28th March 2019
The National E-Waste Management Strategy, a five-year plan covering 2019 to 2024, has been rolled out.
We have a crisis on our hands. And it is a crisis that is only bound to grow worse unless very drastic, deliberate measures are taken to deal with it. First things first; what is e-waste? E-waste refers to all electrical and electronic equipment (EEE) and their parts that have been discarded by the owners as waste without the intent of re-use although those destined for reuse or recycling are also classified as e-waste.
Mobile handsets, universal remote, cameras, PCs, minicomputers and all sorts of electronics have flooded our markets. Virtually all of these are imported from elsewhere which means real jobs exist primarily in the markets of origin with developing economies relegated to a mere consumption role.
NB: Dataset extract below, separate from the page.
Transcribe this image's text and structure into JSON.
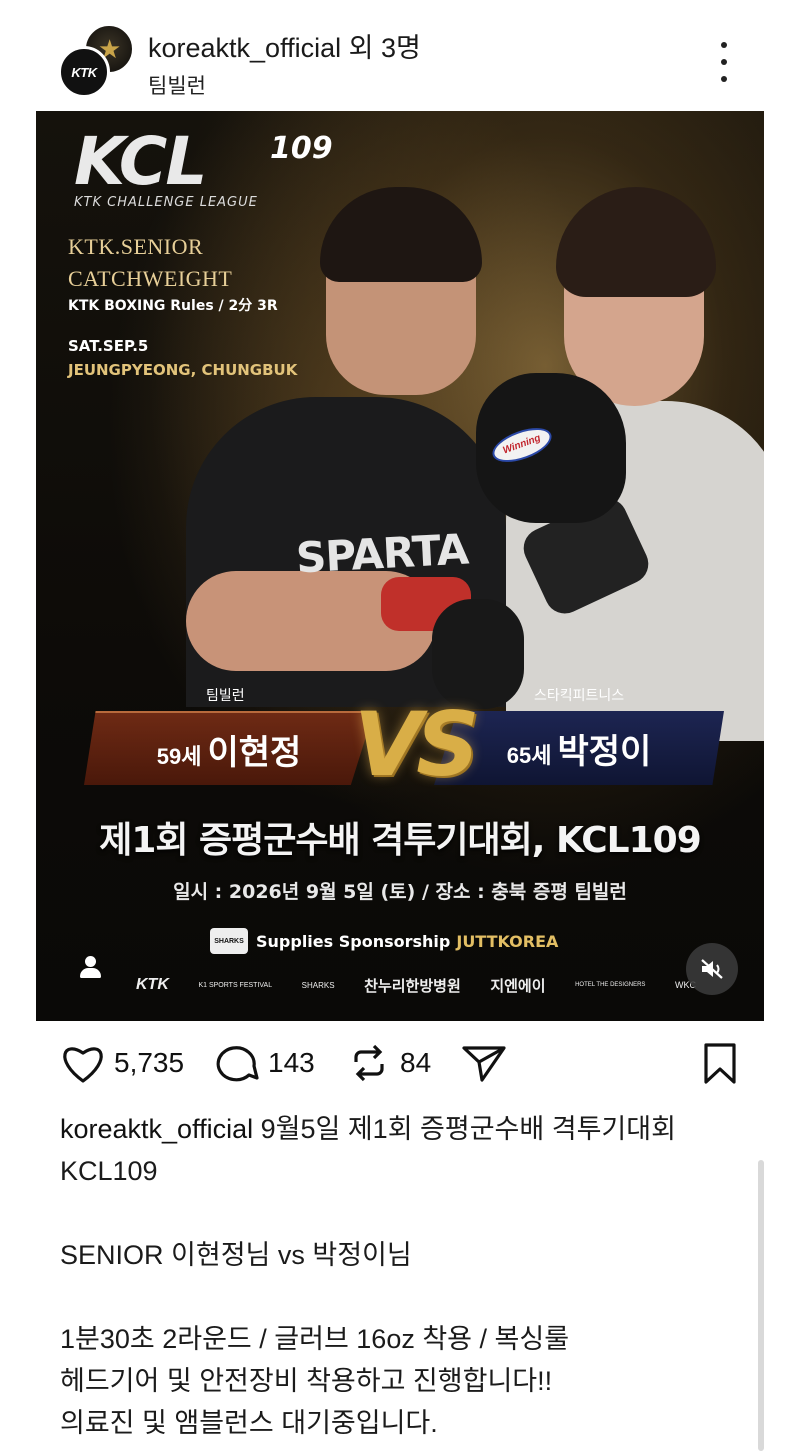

There is limited transfer of technical skills. We purchase, use, dump and buy new ones. Some of the devices are so poor in quality that they cannot be recycled or put to any other use once they expire. Governments have, in a way, aided the e-waste crisis by championing universal affordable access to information and communication technology without putting in place measures that ensure safe disposal. It is therefore heartwarming that the Kenya government, through the Ministry of Environment and Forestry, has taken the first steps towards a comprehensive e-waste strategy. Read more